A panoramic roof is standard on the iX, and rather than using an interior liner to give shade on hot days, the glass uses a Polymer Dispersed Liquid Crystal layer to control light. The layer of film sandwiched between the two layers of glass is altered using electrical energy. The voltage is applied, light is allowed into the cabin through the polymer matrix. When no charge is applied, the matrix closes up and creates shade.

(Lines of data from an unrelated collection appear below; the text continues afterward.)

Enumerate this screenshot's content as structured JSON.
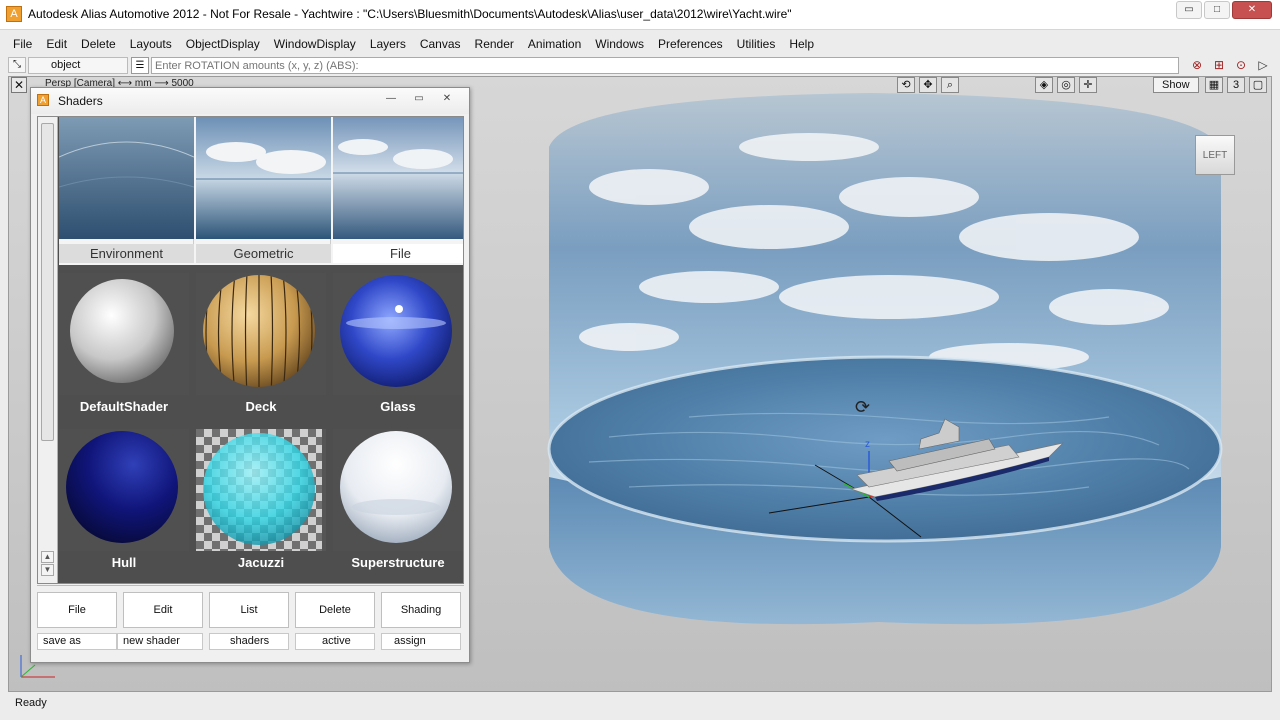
{
  "window": {
    "title": "Autodesk Alias Automotive 2012 - Not For Resale - Yachtwire : \"C:\\Users\\Bluesmith\\Documents\\Autodesk\\Alias\\user_data\\2012\\wire\\Yacht.wire\"",
    "minimize": "▭",
    "maximize": "□",
    "close": "✕"
  },
  "menu": [
    "File",
    "Edit",
    "Delete",
    "Layouts",
    "ObjectDisplay",
    "WindowDisplay",
    "Layers",
    "Canvas",
    "Render",
    "Animation",
    "Windows",
    "Preferences",
    "Utilities",
    "Help"
  ],
  "command": {
    "mode": "object",
    "placeholder": "Enter ROTATION amounts (x, y, z) (ABS):"
  },
  "viewport": {
    "close": "✕",
    "label": "Persp [Camera] ⟷ mm  ⟶ 5000",
    "show": "Show",
    "view_num": "3",
    "cube_face": "LEFT",
    "axis_z": "z"
  },
  "shaders": {
    "title": "Shaders",
    "minimize": "—",
    "restore": "▭",
    "close": "✕",
    "top_tiles": [
      "Environment",
      "Geometric",
      "File"
    ],
    "tiles": [
      "DefaultShader",
      "Deck",
      "Glass",
      "Hull",
      "Jacuzzi",
      "Superstructure"
    ],
    "actions": [
      "File",
      "Edit",
      "List",
      "Delete",
      "Shading"
    ],
    "subs": [
      "save as",
      "new shader",
      "shaders",
      "active",
      "assign"
    ]
  },
  "status": "Ready"
}
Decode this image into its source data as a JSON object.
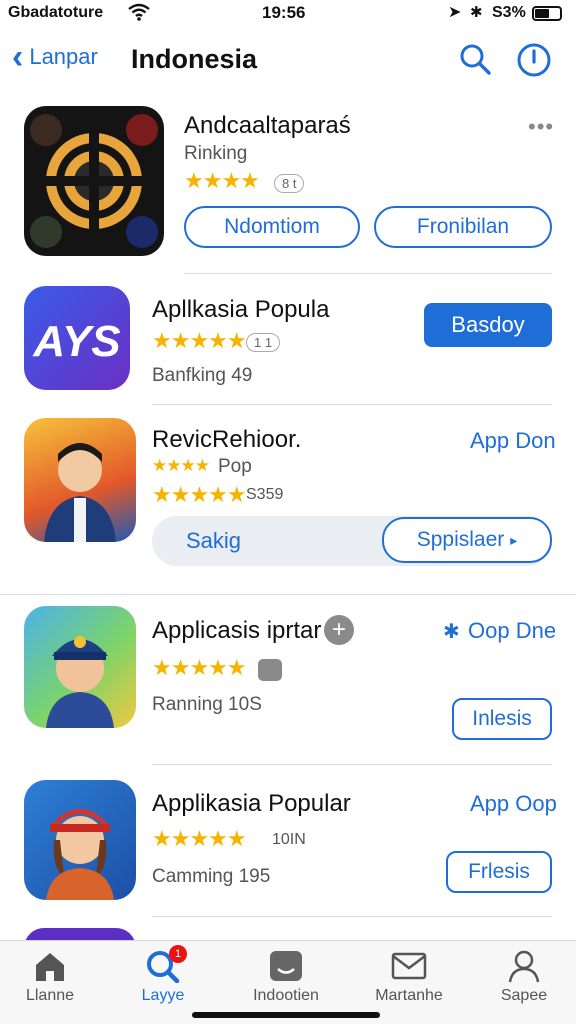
{
  "status": {
    "carrier": "Gbadatoture",
    "time": "19:56",
    "battery": "S3%"
  },
  "nav": {
    "back_label": "Lanpar",
    "title": "Indonesia"
  },
  "apps": [
    {
      "name": "Andcaaltaparaś",
      "sub": "Rinking",
      "stars": "★★★★",
      "count": "8 t",
      "buttons": [
        "Ndomtiom",
        "Fronibilan"
      ]
    },
    {
      "name": "Apllkasia Popula",
      "stars": "★★★★★",
      "count": "1 1",
      "sub": "Banfking  49",
      "button": "Basdoy"
    },
    {
      "name": "RevicRehioor.",
      "stars_small": "★★★★",
      "sub_small": "Pop",
      "stars": "★★★★★",
      "count": "S359",
      "link": "App Don",
      "segment_left": "Sakig",
      "segment_right": "Sppislaer"
    },
    {
      "name": "Applicasis iprtar",
      "stars": "★★★★★",
      "sub": "Ranning  10S",
      "link": "Oop Dne",
      "button": "Inlesis"
    },
    {
      "name": "Applikasia Popular",
      "stars": "★★★★★",
      "count": "10IN",
      "sub": "Camming  195",
      "link": "App Oop",
      "button": "Frlesis"
    }
  ],
  "tabs": [
    {
      "label": "Llanne",
      "icon": "home-icon"
    },
    {
      "label": "Layye",
      "icon": "search-icon",
      "badge": "1"
    },
    {
      "label": "Indootien",
      "icon": "media-icon"
    },
    {
      "label": "Martanhe",
      "icon": "mail-icon"
    },
    {
      "label": "Sapee",
      "icon": "person-icon"
    }
  ],
  "colors": {
    "accent": "#1f6ed8",
    "star": "#f4b400",
    "badge": "#e11111"
  }
}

Also as standard, the iX comes with a Harmon Kardon audio system that would usually be an upgrade in a car with its 18 speakers and 655 watts of audio power. However, there is also an optional Bowers & Wilkins Diamond Surround Sound System available with 30 speakers and a total output of 1,615 watts. The system uses two central bass speakers and two subwoofers under the rear seats but takes things to the next level by adding bass shakers in the front seats and eight speakers integrated into the front and rear headrests.

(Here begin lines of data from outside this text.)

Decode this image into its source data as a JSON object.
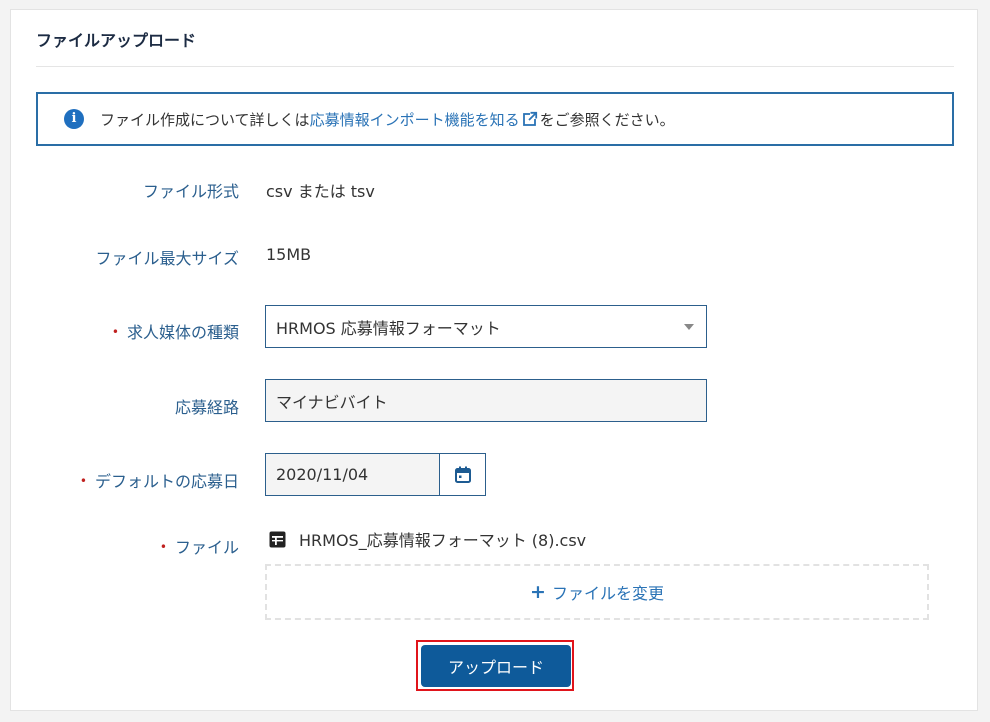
{
  "card": {
    "title": "ファイルアップロード"
  },
  "info": {
    "icon": "info-icon",
    "text_before": "ファイル作成について詳しくは",
    "link_text": "応募情報インポート機能を知る",
    "text_after": "をご参照ください。"
  },
  "form": {
    "file_format": {
      "label": "ファイル形式",
      "value": "csv または tsv"
    },
    "max_size": {
      "label": "ファイル最大サイズ",
      "value": "15MB"
    },
    "media_type": {
      "required_mark": "•",
      "label": "求人媒体の種類",
      "selected": "HRMOS 応募情報フォーマット"
    },
    "route": {
      "label": "応募経路",
      "value": "マイナビバイト"
    },
    "default_date": {
      "required_mark": "•",
      "label": "デフォルトの応募日",
      "value": "2020/11/04"
    },
    "file": {
      "required_mark": "•",
      "label": "ファイル",
      "filename": "HRMOS_応募情報フォーマット (8).csv",
      "change_label": "ファイルを変更",
      "change_prefix": "+"
    }
  },
  "actions": {
    "upload_label": "アップロード"
  },
  "colors": {
    "accent": "#0e5a9a",
    "link": "#2a73b6",
    "required": "#c0211f",
    "highlight": "#e0141b"
  }
}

Pictures don't do the iX's curved display justice. It has a lightweight magnesium housing, and the single piece of glass stretching across the cockpit is frameless. The iX is the first BMW model to get the curved display, which is made possible by using anti-reflective glass, and is bigger and sharper than any display in current BMW models. Running on the screen is the new BMW iDrive 8 infotainment system controlled by a redesigned control panel in the center console to select the different menus.
The iX xDrive50 is the first BMW to be fitted with an overhead interior camera. It can be operated by gesture, touch, or voice control. It can also be set to take photos on a self-timer or when at least one person is smiling, but the interior camera isn't just about the 'Gram. A Remote Theft Recorder is coming to the iX, and the camera will be integrated for when the anti-theft alarm system is triggered. That will, in turn, send a message to the owner's phone where they can access the image or images from the interior front, rear, and wing mirror cameras.
In terms of privacy, the images taken are stored locally in the vehicle, and they have to be requested to be transmitted via the My BMW App. BMW says no images are stored on its servers.